> [THE PROBLEM] Where the records below have a line with "photo", that line is to be copied.

> [EXERCISE INPUT]

=== Begin Enclosure ===

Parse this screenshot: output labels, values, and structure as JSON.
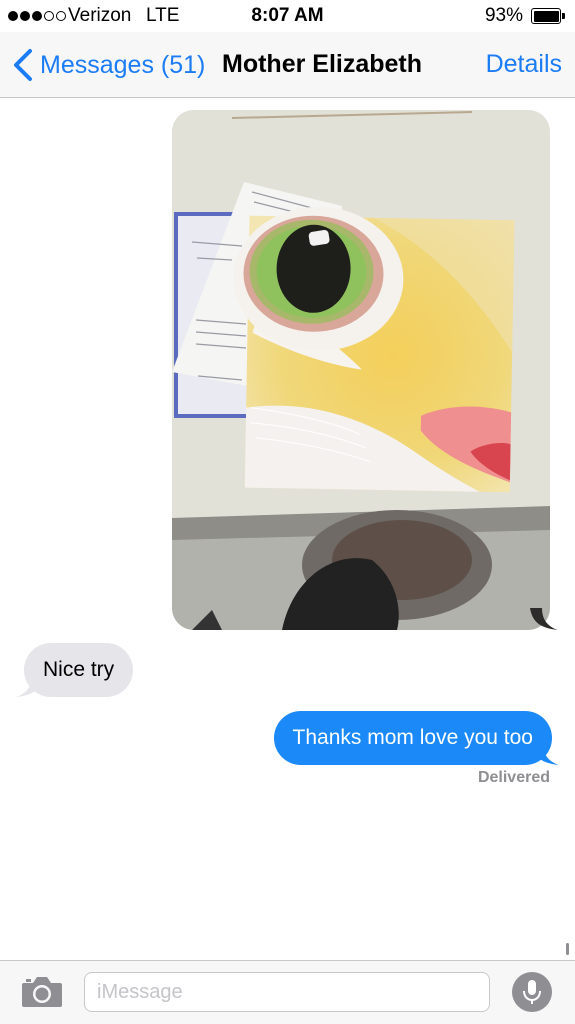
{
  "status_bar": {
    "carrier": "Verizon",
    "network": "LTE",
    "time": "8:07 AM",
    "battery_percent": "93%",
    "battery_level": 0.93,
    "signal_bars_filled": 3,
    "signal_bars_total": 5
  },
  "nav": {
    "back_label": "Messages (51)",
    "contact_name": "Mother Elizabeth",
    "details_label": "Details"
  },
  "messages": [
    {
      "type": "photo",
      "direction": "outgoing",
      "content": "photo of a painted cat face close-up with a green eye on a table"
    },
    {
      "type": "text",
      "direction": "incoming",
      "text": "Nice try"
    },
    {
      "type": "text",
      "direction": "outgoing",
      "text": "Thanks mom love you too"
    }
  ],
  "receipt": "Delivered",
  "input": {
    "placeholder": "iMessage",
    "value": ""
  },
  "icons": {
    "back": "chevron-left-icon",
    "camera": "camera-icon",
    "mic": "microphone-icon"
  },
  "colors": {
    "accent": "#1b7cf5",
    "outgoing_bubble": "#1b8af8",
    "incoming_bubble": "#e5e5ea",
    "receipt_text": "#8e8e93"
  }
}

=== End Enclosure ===

> [SOLUTION TO THE EXERCISE]
      "type": "photo",
      "content": "photo of a painted cat face close-up with a green eye on a table"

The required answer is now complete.